Men for a long time have frozen sperm but usually, this has been in an oncological setting. So men diagnosed with cancer, typically testicular cancer, may opt to have sperm frozen before they go through treatment that may affect their fertility at a later date. But there's a growing evidence of research coming together, suggesting that as men age, so does the quality of their sperm decline. And likewise, men perhaps should consider as they get older, do they freeze their sperm to preserve their fertility as women have done in the past?
So an interesting fact is that men who have no sperm in their ejaculate may be concerned as to whether they could have sperm to freeze. And in actual fact, some men would have sperm production occurring within the testicles. Through a surgical procedure, oftentimes that occurs under a general anesthetic, we place a needle into the testicle and aspirate sperm that can be later frozen and used as part of an IVF treatment cycle.

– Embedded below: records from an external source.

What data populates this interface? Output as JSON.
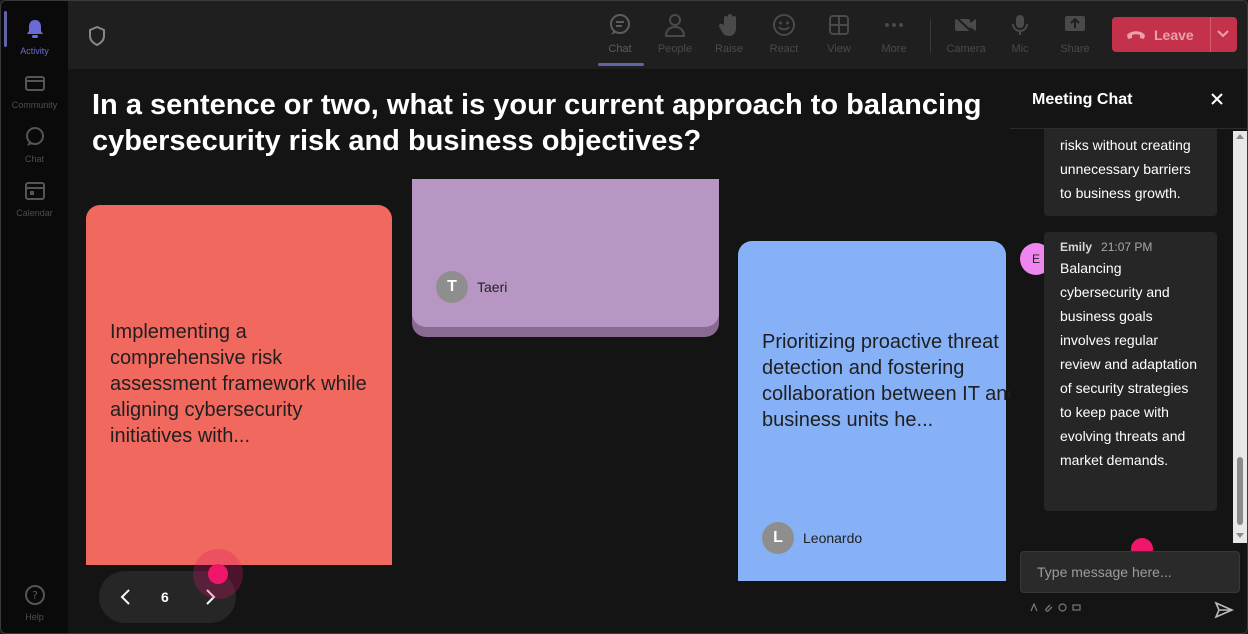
{
  "rail": {
    "items": [
      {
        "label": "Activity",
        "icon": "bell-icon",
        "active": true
      },
      {
        "label": "Community",
        "icon": "community-icon"
      },
      {
        "label": "Chat",
        "icon": "chat-icon"
      },
      {
        "label": "Calendar",
        "icon": "calendar-icon"
      }
    ],
    "help": {
      "label": "Help",
      "icon": "help-icon"
    }
  },
  "toolbar": {
    "chat": "Chat",
    "people": "People",
    "raise": "Raise",
    "react": "React",
    "view": "View",
    "more": "More",
    "camera": "Camera",
    "mic": "Mic",
    "share": "Share",
    "leave": "Leave"
  },
  "stage": {
    "question": "In a sentence or two, what is your current approach to balancing cybersecurity risk and business objectives?",
    "cards": [
      {
        "color": "#f1685f",
        "text": "Implementing a comprehensive risk assessment framework while aligning cybersecurity initiatives with..."
      },
      {
        "color": "#b896c4",
        "author": "Taeri",
        "initial": "T"
      },
      {
        "color": "#86b1f6",
        "text": "Prioritizing proactive threat detection and fostering collaboration between IT and business units he...",
        "author": "Leonardo",
        "initial": "L"
      }
    ],
    "pager": {
      "page": "6"
    }
  },
  "chat": {
    "title": "Meeting Chat",
    "messages": [
      {
        "text": "risks without creating unnecessary barriers to business growth."
      },
      {
        "sender": "Emily",
        "initial": "E",
        "time": "21:07 PM",
        "text": "Balancing cybersecurity and business goals involves regular review and adaptation of security strategies to keep pace with evolving threats and market demands."
      }
    ],
    "compose_placeholder": "Type message here..."
  },
  "colors": {
    "accent": "#6264a7",
    "leave": "#c4314b",
    "pointer": "#f0166a"
  }
}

Unfortunately, some men will have several semen analyses that come back with suboptimal parameters. And a common question that's asked is what lifestyle factors can they address to try and improve the quality of their sperm.
The first of these, without a doubt, is to stop smoking. We know smoking can affect the DNA within the sperm. It doesn't cause mutations or breaks or damages the DNA, it does in a more subtle way, it affects the way that the DNA that is packaged within the sperm. And that's associated with a higher incidence of miscarriages and also childhood cancers for those children at a later date. So smoking definitely is one thing that will dramatically affect the quality of the sperm and is highly recommended to discontinue. We also know that alcohol in a high concentration will affect the quality of the sperm and the ability of their partner to conceive.
Other lifestyle factors also include anabolic steroids. In a growing world of Instagram and Facebook, when people want to look good, more men are resorting to synthetic ways to improve their looks. But unfortunately, anabolic steroids have a significant detrimental effect on the quality and the amount of sperm. Some men will actually become azoospermic or have no sperm from taking anabolic steroids. And even when they stopped them, a large percentage of them, their sperm does not recover.
Other lifestyle factors include weight and exercise. We know that men that are overweight unfortunately have increased fat around their thighs and lower abdomen, which affects the temperature within the scrotum and the testes. The reason that the scrotum is outside the body is to keep it a degree cooler than core temperature, to optimise spermatogenesis. So weight also affects sperm quality, concentration and motility and the men who are trying to start a family and struggling, then exercising and to optimise their weight is strongly encouraged.
So I hope you found this video helpful. I always recommend, if you're concerned about your age or your fertility or the quality of your sperm, to make an appointment with a fertility specialist because we're always happy to help. If you would like to see more videos speaking on all things fertility, make sure you hit the subscribe button (for our channel).
*All opinions expressed on the Fertile Minds YouTube Channel belong to the individual doctors, scientists and specialists, not the Virtus Health group.